§ **Exercise aim**
Reproduce the records below in full and without edits, omitting images.

§ **Page and application data records**

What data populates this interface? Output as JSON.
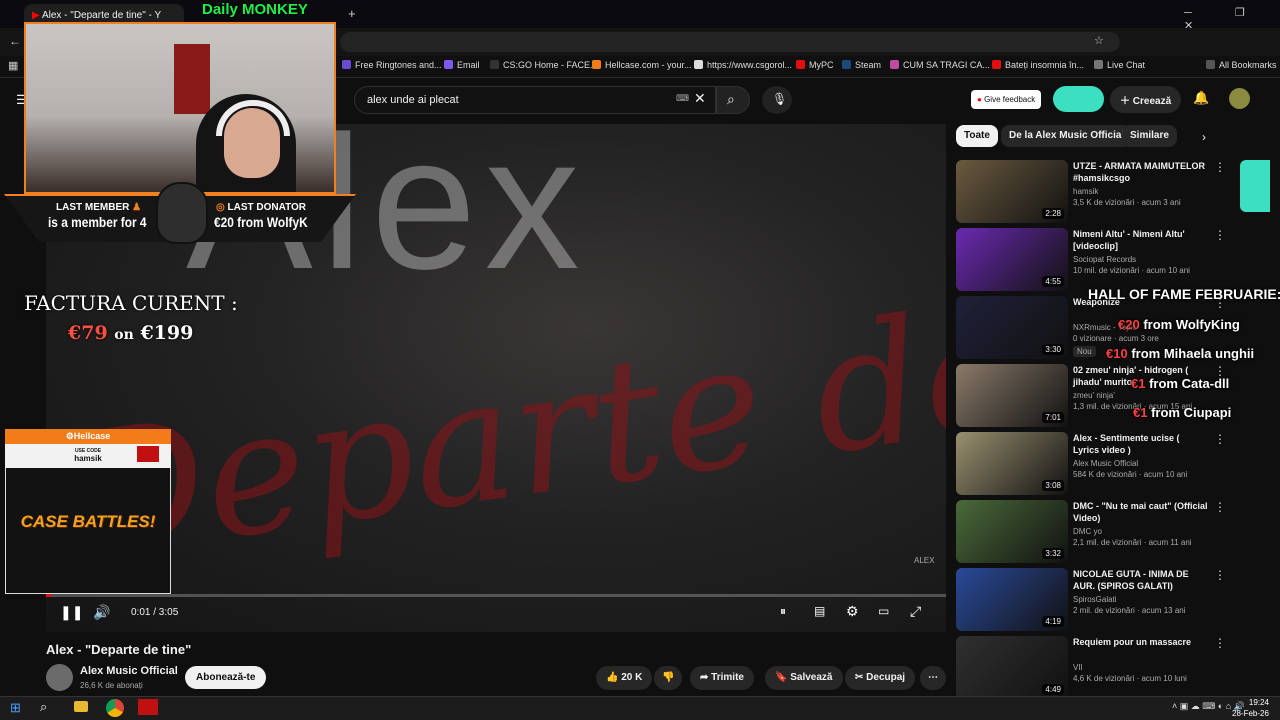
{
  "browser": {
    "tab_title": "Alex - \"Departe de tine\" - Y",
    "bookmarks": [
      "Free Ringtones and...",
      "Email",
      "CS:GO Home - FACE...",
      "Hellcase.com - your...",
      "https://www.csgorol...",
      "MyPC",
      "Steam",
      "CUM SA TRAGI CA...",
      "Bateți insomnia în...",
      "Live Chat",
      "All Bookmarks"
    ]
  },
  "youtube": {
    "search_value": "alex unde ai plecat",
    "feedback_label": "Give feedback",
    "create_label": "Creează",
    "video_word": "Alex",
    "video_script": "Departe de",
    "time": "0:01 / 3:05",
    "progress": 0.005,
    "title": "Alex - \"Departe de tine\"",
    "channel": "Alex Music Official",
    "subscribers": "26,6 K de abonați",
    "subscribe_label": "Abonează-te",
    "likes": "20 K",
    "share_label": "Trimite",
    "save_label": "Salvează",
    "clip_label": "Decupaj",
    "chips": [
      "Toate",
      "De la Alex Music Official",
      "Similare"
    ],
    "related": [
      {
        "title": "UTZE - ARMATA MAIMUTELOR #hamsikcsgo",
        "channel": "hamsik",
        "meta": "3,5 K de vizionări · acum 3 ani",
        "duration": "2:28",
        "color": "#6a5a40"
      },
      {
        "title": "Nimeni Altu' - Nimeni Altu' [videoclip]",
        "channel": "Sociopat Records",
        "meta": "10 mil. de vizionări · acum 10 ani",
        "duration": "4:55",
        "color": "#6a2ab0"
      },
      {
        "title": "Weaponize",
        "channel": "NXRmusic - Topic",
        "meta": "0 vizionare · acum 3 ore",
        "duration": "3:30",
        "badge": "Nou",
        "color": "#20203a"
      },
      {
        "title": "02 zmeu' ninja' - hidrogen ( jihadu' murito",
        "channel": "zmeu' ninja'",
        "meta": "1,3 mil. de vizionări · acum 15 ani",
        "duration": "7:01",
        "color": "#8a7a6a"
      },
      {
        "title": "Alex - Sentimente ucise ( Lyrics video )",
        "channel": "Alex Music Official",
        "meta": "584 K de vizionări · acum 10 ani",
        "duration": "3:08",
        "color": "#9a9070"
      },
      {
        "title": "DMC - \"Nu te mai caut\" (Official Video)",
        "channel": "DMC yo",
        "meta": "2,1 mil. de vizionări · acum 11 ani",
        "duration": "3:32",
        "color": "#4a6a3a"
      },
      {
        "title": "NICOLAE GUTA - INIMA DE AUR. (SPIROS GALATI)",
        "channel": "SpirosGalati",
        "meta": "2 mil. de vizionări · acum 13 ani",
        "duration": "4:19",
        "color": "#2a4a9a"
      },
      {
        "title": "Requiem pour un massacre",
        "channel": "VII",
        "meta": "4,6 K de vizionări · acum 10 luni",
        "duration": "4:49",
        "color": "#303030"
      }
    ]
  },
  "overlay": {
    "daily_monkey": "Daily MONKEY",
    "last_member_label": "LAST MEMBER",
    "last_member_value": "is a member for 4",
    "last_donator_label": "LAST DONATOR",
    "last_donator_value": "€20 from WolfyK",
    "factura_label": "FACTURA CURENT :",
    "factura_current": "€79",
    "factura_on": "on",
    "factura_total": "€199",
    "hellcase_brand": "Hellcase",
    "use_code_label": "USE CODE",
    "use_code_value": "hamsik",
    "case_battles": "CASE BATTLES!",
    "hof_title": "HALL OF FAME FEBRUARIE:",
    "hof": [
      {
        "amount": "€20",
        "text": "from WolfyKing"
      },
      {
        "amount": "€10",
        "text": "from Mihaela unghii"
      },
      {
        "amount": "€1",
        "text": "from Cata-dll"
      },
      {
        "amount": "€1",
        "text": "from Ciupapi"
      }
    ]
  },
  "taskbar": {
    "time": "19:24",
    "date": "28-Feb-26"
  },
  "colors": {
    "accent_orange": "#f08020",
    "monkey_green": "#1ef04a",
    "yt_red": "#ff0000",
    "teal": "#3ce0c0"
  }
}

§ **Solution below**
What data populates this interface? Output as JSON.
{
  "browser": {
    "tab_title": "Alex - \"Departe de tine\" - Y",
    "bookmarks": [
      "Free Ringtones and...",
      "Email",
      "CS:GO Home - FACE...",
      "Hellcase.com - your...",
      "https://www.csgorol...",
      "MyPC",
      "Steam",
      "CUM SA TRAGI CA...",
      "Bateți insomnia în...",
      "Live Chat",
      "All Bookmarks"
    ]
  },
  "youtube": {
    "search_value": "alex unde ai plecat",
    "feedback_label": "Give feedback",
    "create_label": "Creează",
    "video_word": "Alex",
    "video_script": "Departe de",
    "time": "0:01 / 3:05",
    "progress": 0.005,
    "title": "Alex - \"Departe de tine\"",
    "channel": "Alex Music Official",
    "subscribers": "26,6 K de abonați",
    "subscribe_label": "Abonează-te",
    "likes": "20 K",
    "share_label": "Trimite",
    "save_label": "Salvează",
    "clip_label": "Decupaj",
    "chips": [
      "Toate",
      "De la Alex Music Official",
      "Similare"
    ],
    "related": [
      {
        "title": "UTZE - ARMATA MAIMUTELOR #hamsikcsgo",
        "channel": "hamsik",
        "meta": "3,5 K de vizionări · acum 3 ani",
        "duration": "2:28",
        "color": "#6a5a40"
      },
      {
        "title": "Nimeni Altu' - Nimeni Altu' [videoclip]",
        "channel": "Sociopat Records",
        "meta": "10 mil. de vizionări · acum 10 ani",
        "duration": "4:55",
        "color": "#6a2ab0"
      },
      {
        "title": "Weaponize",
        "channel": "NXRmusic - Topic",
        "meta": "0 vizionare · acum 3 ore",
        "duration": "3:30",
        "badge": "Nou",
        "color": "#20203a"
      },
      {
        "title": "02 zmeu' ninja' - hidrogen ( jihadu' murito",
        "channel": "zmeu' ninja'",
        "meta": "1,3 mil. de vizionări · acum 15 ani",
        "duration": "7:01",
        "color": "#8a7a6a"
      },
      {
        "title": "Alex - Sentimente ucise ( Lyrics video )",
        "channel": "Alex Music Official",
        "meta": "584 K de vizionări · acum 10 ani",
        "duration": "3:08",
        "color": "#9a9070"
      },
      {
        "title": "DMC - \"Nu te mai caut\" (Official Video)",
        "channel": "DMC yo",
        "meta": "2,1 mil. de vizionări · acum 11 ani",
        "duration": "3:32",
        "color": "#4a6a3a"
      },
      {
        "title": "NICOLAE GUTA - INIMA DE AUR. (SPIROS GALATI)",
        "channel": "SpirosGalati",
        "meta": "2 mil. de vizionări · acum 13 ani",
        "duration": "4:19",
        "color": "#2a4a9a"
      },
      {
        "title": "Requiem pour un massacre",
        "channel": "VII",
        "meta": "4,6 K de vizionări · acum 10 luni",
        "duration": "4:49",
        "color": "#303030"
      }
    ]
  },
  "overlay": {
    "daily_monkey": "Daily MONKEY",
    "last_member_label": "LAST MEMBER",
    "last_member_value": "is a member for 4",
    "last_donator_label": "LAST DONATOR",
    "last_donator_value": "€20 from WolfyK",
    "factura_label": "FACTURA CURENT :",
    "factura_current": "€79",
    "factura_on": "on",
    "factura_total": "€199",
    "hellcase_brand": "Hellcase",
    "use_code_label": "USE CODE",
    "use_code_value": "hamsik",
    "case_battles": "CASE BATTLES!",
    "hof_title": "HALL OF FAME FEBRUARIE:",
    "hof": [
      {
        "amount": "€20",
        "text": "from WolfyKing"
      },
      {
        "amount": "€10",
        "text": "from Mihaela unghii"
      },
      {
        "amount": "€1",
        "text": "from Cata-dll"
      },
      {
        "amount": "€1",
        "text": "from Ciupapi"
      }
    ]
  },
  "taskbar": {
    "time": "19:24",
    "date": "28-Feb-26"
  },
  "colors": {
    "accent_orange": "#f08020",
    "monkey_green": "#1ef04a",
    "yt_red": "#ff0000",
    "teal": "#3ce0c0"
  }
}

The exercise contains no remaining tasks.